  22. ^ The book of German flight history , p. 251.
  23. a b Karl Jatho's first powered flight 1903 , p. 47 ff.
  24. ^ Karl Jatho's first powered flight in 1903 , p. 65.
  25. ^ Karl Jatho's first powered flight in 1903 , p. 44.
  26. ^ A b Karl Jatho's first powered flight in 1903 , p. 59
  27. a b Flight attempts on the Vahrenwalder Heide . In: Hannoverscher Anzeiger , No. 160, July 12, 1910, p. 3.
  28. ^ Karl Jatho's first powered flight 1903 , p. 81ff

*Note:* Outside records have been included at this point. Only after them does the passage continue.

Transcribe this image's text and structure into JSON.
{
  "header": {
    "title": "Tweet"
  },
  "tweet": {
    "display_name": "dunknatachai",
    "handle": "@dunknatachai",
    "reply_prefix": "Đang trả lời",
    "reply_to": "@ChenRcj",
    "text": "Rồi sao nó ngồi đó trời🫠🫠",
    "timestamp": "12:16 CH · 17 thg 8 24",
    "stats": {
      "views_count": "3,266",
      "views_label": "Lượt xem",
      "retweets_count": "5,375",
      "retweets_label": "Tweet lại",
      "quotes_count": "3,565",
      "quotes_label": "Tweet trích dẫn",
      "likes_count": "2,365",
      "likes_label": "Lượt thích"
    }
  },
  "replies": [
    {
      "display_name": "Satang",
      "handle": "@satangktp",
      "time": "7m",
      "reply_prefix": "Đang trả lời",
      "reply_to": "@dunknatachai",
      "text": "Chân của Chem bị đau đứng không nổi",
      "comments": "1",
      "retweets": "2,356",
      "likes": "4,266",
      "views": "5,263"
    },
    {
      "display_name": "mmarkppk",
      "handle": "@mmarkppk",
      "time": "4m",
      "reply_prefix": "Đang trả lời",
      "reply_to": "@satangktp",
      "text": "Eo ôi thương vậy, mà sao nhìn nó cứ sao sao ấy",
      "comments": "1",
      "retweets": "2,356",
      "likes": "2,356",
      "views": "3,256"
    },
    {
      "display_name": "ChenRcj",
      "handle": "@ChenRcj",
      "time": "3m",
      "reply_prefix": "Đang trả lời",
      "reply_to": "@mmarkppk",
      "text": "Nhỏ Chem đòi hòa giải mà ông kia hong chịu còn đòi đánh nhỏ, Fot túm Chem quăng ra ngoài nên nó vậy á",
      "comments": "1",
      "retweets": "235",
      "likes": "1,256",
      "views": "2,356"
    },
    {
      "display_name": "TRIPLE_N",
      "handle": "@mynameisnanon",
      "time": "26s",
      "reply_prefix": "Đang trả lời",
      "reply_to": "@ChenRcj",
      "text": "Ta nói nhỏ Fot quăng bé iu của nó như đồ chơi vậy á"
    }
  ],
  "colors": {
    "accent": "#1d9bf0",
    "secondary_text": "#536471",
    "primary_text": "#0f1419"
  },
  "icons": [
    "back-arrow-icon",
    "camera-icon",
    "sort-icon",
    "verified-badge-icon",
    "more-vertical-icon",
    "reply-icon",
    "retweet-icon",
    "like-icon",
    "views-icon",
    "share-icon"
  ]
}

  29. Hannoverscher Anzeiger No. 123 of May 29, 1913, page 2 "Fatal crash of the aviator Horn"
  30. Excerpt from the Hannoversche Anzeiger , "Illustrirte Zeitung", September 17, 1933
  31. Illustrated Observer , October 28, 1933
  32. The book of German flight history
  33. Hannoverscher Courier, No 26955, Report: A flying machine, Thursday, August 1, 1907 .
  34. ^ Karl Jatho's first powered flight in 1903 , p. 30
  35. a b c Chronology of the Jatho motor kite replica .
  36. Karl Jatho® motor kite 1: 1 replica Youtube
  37. ^ Karl Jatho Terminal at Hannover-Langenhagen Airport .
  38. ^ The book of German flight history , p. 249 ff.
  39. Crash in the Kinzigtal , p. 6
  40. ^ Karl Jatho's first powered flight in 1903 , p. 48.
  41. Commons picture Jatho dragon replica 2006 .
  42. s. Lilienthal, The flight of birds as the basis of the art of flying